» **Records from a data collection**
**********
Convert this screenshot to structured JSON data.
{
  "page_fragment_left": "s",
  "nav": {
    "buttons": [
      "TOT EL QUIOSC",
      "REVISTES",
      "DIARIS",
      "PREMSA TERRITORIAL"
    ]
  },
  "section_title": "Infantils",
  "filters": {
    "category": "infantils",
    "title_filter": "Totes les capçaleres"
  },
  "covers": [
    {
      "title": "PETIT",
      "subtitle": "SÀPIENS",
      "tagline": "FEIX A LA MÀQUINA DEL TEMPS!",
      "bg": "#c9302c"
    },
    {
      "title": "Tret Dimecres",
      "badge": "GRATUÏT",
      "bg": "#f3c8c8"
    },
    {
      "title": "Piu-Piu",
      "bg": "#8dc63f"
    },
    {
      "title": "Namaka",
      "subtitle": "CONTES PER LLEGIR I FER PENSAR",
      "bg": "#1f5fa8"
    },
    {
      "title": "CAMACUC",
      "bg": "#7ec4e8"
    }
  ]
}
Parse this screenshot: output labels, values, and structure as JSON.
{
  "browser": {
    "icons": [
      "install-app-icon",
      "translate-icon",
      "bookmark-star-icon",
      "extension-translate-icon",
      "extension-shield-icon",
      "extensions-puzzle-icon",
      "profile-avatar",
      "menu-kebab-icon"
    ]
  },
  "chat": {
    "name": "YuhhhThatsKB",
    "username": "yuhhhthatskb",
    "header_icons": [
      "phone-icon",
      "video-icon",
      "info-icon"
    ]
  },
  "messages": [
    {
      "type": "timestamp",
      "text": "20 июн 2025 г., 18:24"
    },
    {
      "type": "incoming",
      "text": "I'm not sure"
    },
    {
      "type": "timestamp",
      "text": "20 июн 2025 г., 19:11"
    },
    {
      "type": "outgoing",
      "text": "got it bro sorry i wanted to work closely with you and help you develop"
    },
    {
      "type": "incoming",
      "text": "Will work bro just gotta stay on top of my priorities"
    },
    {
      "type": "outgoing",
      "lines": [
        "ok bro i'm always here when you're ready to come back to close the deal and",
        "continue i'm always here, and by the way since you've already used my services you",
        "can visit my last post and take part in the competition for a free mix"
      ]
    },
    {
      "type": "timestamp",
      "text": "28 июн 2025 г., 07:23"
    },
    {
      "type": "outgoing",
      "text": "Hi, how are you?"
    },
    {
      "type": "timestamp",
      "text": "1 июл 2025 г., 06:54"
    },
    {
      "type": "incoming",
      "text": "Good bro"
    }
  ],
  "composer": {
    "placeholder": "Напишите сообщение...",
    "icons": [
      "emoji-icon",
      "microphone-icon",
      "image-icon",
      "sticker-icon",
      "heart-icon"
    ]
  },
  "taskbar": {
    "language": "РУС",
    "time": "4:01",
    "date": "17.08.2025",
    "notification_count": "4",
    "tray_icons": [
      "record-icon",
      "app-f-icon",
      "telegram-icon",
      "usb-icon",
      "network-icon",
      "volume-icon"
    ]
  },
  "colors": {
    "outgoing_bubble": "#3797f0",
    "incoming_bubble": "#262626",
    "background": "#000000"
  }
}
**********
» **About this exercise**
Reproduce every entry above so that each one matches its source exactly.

» **Exercise output**
Convert this screenshot to structured JSON data.
{
  "page_fragment_left": "s",
  "nav": {
    "buttons": [
      "TOT EL QUIOSC",
      "REVISTES",
      "DIARIS",
      "PREMSA TERRITORIAL"
    ]
  },
  "section_title": "Infantils",
  "filters": {
    "category": "infantils",
    "title_filter": "Totes les capçaleres"
  },
  "covers": [
    {
      "title": "PETIT",
      "subtitle": "SÀPIENS",
      "tagline": "FEIX A LA MÀQUINA DEL TEMPS!",
      "bg": "#c9302c"
    },
    {
      "title": "Tret Dimecres",
      "badge": "GRATUÏT",
      "bg": "#f3c8c8"
    },
    {
      "title": "Piu-Piu",
      "bg": "#8dc63f"
    },
    {
      "title": "Namaka",
      "subtitle": "CONTES PER LLEGIR I FER PENSAR",
      "bg": "#1f5fa8"
    },
    {
      "title": "CAMACUC",
      "bg": "#7ec4e8"
    }
  ]
}
Parse this screenshot: output labels, values, and structure as JSON.
{
  "browser": {
    "icons": [
      "install-app-icon",
      "translate-icon",
      "bookmark-star-icon",
      "extension-translate-icon",
      "extension-shield-icon",
      "extensions-puzzle-icon",
      "profile-avatar",
      "menu-kebab-icon"
    ]
  },
  "chat": {
    "name": "YuhhhThatsKB",
    "username": "yuhhhthatskb",
    "header_icons": [
      "phone-icon",
      "video-icon",
      "info-icon"
    ]
  },
  "messages": [
    {
      "type": "timestamp",
      "text": "20 июн 2025 г., 18:24"
    },
    {
      "type": "incoming",
      "text": "I'm not sure"
    },
    {
      "type": "timestamp",
      "text": "20 июн 2025 г., 19:11"
    },
    {
      "type": "outgoing",
      "text": "got it bro sorry i wanted to work closely with you and help you develop"
    },
    {
      "type": "incoming",
      "text": "Will work bro just gotta stay on top of my priorities"
    },
    {
      "type": "outgoing",
      "lines": [
        "ok bro i'm always here when you're ready to come back to close the deal and",
        "continue i'm always here, and by the way since you've already used my services you",
        "can visit my last post and take part in the competition for a free mix"
      ]
    },
    {
      "type": "timestamp",
      "text": "28 июн 2025 г., 07:23"
    },
    {
      "type": "outgoing",
      "text": "Hi, how are you?"
    },
    {
      "type": "timestamp",
      "text": "1 июл 2025 г., 06:54"
    },
    {
      "type": "incoming",
      "text": "Good bro"
    }
  ],
  "composer": {
    "placeholder": "Напишите сообщение...",
    "icons": [
      "emoji-icon",
      "microphone-icon",
      "image-icon",
      "sticker-icon",
      "heart-icon"
    ]
  },
  "taskbar": {
    "language": "РУС",
    "time": "4:01",
    "date": "17.08.2025",
    "notification_count": "4",
    "tray_icons": [
      "record-icon",
      "app-f-icon",
      "telegram-icon",
      "usb-icon",
      "network-icon",
      "volume-icon"
    ]
  },
  "colors": {
    "outgoing_bubble": "#3797f0",
    "incoming_bubble": "#262626",
    "background": "#000000"
  }
}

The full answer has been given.